At baseline, the survey results show that KPI players scored significantly higher than non-KPI players (p<.05). Significantly more KPI players agreed with the statement, “I know how to track my menstrual cycle.” Also, more KPI players agreed with the statement, “I know that no one has the right to push/force me to have sex” and disagreed with the statement, “A man can hit a girl/woman if she does not show him respect.” The non-KPI girls showed dramatic improvement from pre to post survey in the knowledge gained from the content that was delivered. While both KPI and non-KPI participant scores improved from pre to post survey, the overall score in post surveys was not significantly different between both groups. 

KPI players also completed an open-ended questionnaire. The most common responses to the statement, “Name two places to hygienically dispose of pads” were correct answers: in a latrine pit or in a waste basket. The most common responses to the question, “How can we educate our friends and family on menstruation?” were emphasizing that periods are normal and focusing on eliminating shame.


“The best part of AGU camp was the three-legged race. It was fun and taught me that partnership is good. After coming here, I feel more empowered and comfortable with my femininity and being a girl. Our periods are not a shame, and I’m going to start asking for help during menstruation, whether that’s talking to a teacher or engaging boys in the conversation.”  — Dorothee, 17, KPI player (right)

“I loved the dance party! I hope we can continue to do different activities like this at AGU. I’m happy that I’m leaving here having learned more about menstrual hygiene management. I now know how to use and dispose of pads, and I learned about tampons, which I had never heard of before. All in all, menstruation is not a shame. We need to educate our communities.”  — Seline, 18, KPI player (left)

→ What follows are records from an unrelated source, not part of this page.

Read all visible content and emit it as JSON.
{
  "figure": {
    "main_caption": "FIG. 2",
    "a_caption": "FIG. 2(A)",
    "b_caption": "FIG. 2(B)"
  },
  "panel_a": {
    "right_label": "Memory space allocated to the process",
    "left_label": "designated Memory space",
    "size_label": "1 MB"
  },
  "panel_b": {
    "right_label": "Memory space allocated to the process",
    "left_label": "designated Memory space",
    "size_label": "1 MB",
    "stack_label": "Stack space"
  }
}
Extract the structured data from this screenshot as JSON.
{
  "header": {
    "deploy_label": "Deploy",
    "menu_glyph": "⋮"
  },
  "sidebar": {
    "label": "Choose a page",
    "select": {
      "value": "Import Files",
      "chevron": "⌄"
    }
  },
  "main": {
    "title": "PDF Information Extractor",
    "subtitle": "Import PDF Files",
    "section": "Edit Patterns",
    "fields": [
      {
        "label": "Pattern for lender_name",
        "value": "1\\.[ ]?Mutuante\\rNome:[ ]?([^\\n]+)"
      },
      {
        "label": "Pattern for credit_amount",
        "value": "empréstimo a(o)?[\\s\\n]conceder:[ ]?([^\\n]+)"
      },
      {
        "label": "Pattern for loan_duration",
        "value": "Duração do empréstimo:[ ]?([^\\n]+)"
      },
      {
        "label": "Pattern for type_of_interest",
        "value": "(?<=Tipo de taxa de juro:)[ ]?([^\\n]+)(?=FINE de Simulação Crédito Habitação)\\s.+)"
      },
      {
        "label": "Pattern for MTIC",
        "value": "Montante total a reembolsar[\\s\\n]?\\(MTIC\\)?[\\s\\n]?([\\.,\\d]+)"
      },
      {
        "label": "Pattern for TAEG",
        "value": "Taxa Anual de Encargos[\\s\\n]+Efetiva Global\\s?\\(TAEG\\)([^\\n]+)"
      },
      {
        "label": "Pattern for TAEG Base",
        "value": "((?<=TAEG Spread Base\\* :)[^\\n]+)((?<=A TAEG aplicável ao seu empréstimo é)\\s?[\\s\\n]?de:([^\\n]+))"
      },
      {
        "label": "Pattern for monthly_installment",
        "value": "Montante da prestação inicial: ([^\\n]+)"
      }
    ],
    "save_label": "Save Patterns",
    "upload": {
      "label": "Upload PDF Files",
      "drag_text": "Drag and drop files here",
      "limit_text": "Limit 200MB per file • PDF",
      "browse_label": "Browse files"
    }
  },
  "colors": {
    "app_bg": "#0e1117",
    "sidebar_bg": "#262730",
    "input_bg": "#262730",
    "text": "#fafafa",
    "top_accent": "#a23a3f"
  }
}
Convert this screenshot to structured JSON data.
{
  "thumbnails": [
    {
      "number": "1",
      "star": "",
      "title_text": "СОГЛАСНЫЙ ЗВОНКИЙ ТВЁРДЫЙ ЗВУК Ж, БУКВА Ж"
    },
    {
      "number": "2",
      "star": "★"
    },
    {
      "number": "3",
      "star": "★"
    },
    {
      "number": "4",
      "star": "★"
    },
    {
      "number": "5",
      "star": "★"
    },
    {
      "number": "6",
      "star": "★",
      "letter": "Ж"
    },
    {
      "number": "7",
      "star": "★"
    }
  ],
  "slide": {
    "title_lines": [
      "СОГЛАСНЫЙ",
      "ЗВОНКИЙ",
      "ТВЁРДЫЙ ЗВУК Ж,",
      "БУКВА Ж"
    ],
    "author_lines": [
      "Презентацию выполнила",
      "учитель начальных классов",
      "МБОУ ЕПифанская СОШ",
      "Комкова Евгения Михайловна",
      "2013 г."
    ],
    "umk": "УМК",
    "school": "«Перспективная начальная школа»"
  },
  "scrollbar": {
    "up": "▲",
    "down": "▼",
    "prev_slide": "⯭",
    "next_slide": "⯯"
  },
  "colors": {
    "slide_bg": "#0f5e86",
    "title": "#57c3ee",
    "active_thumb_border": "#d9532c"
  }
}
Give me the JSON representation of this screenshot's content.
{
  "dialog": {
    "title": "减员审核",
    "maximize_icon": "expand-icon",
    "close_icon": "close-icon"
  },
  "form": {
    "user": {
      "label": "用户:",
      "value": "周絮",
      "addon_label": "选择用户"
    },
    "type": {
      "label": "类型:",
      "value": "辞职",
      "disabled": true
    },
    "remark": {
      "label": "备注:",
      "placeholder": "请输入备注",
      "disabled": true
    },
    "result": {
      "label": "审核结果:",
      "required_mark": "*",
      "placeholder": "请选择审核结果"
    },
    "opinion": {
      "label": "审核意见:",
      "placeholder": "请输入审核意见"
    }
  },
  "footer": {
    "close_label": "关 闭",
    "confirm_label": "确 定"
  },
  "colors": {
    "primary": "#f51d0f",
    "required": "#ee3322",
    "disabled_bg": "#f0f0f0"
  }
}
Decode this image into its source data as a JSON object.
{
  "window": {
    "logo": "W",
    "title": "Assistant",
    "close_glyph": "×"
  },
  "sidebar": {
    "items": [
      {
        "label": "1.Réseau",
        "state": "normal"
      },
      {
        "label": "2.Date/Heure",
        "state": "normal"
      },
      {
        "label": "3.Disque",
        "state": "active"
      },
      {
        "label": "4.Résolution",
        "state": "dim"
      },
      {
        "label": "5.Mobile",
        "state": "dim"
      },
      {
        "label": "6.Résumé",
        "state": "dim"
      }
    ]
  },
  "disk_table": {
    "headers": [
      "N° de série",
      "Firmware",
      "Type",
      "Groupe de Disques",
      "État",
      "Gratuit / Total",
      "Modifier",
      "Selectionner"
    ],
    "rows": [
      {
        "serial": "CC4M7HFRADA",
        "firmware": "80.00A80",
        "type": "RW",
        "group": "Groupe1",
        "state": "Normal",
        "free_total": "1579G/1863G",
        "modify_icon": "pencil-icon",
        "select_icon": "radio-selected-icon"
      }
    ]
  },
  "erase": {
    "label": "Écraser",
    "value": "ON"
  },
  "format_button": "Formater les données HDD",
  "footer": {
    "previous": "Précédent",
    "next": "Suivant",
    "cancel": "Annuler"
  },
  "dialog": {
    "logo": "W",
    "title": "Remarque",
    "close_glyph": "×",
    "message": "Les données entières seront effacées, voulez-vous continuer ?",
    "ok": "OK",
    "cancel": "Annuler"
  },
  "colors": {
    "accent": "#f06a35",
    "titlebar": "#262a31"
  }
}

“This was my first time at an AGU camp. My favorite part was seeing the girls strong relationships with the coaches. That’s special. Before coming here, I felt like I couldn’t openly talk about menstruation, sexual harassment or STIs. Now, I feel more comfortable and want to speak up to male teachers and classmates to spread education.” — Stick, 14, non-KPI player (right)